|International Classification||F02D41/30, F02D41/00, F02D41/38, F02M37/00, F02D45/00, F02D19/08, F02D41/14|
|Cooperative Classification||Y02T10/36, F02D2200/0611, F02D41/3809, F02D19/087, F02D41/0025, F02D41/3005|
|European Classification||F02D41/00F, F02D19/08, F02D41/30B|
|Jun 12, 1998||AS||Assignment|
Owner name: FORD GLOBAL TECHNOLOGIES, INC., MICHIGAN
Free format text: ASSIGNMENT OF ASSIGNORS INTEREST;ASSIGNOR:FORD MOTOR COMPANY;REEL/FRAME:009249/0176
Effective date: 19980608
Owner name: FORD MOTOR COMPANY, MICHIGAN
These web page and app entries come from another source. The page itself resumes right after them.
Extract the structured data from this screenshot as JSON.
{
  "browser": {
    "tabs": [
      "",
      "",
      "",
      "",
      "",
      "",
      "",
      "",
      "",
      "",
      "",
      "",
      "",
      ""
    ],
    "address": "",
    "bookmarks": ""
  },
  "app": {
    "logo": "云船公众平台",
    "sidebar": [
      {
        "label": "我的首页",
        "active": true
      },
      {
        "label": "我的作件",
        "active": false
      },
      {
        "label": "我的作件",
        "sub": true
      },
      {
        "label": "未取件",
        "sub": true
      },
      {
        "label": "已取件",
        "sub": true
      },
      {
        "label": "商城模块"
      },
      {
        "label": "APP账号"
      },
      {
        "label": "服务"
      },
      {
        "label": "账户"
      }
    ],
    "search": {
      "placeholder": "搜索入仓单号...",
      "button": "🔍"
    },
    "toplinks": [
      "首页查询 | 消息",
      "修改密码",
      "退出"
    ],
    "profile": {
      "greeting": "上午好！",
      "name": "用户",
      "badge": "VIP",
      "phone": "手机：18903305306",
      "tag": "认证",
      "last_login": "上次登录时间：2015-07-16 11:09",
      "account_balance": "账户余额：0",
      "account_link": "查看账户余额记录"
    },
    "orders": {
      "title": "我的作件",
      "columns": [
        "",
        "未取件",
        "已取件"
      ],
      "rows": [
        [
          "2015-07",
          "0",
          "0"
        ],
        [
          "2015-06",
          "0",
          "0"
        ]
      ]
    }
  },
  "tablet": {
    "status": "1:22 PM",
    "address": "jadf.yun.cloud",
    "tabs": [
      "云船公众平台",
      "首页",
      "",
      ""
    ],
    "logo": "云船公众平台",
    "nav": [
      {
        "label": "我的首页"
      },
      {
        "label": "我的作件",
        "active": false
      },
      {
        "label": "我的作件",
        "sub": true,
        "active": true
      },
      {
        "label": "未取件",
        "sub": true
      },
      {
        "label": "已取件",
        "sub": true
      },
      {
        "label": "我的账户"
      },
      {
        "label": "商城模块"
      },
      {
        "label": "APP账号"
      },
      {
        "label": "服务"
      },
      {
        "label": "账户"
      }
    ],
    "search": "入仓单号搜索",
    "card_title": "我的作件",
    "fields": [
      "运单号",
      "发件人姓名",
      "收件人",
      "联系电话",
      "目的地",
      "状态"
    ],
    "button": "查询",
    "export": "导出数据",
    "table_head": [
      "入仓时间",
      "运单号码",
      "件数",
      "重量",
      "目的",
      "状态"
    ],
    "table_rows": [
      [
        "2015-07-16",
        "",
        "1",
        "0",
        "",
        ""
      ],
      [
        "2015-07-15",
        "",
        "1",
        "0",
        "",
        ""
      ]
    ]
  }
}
Free format text: ASSIGNMENT OF ASSIGNORS INTEREST;ASSIGNORS:DALTON, JOEL DOUGLAS;DONA, ROBERT FREDERICK;BORUTA, WILLIAM EDWARD;AND OTHERS;REEL/FRAME:009249/0178
Effective date: 19980227
|Jan 14, 2003||FPAY||Fee payment|
Year of fee payment: 4
|Dec 18, 2006||FPAY||Fee payment|
Year of fee payment: 8
|Dec 28, 2010||FPAY||Fee payment|
Year of fee payment: 12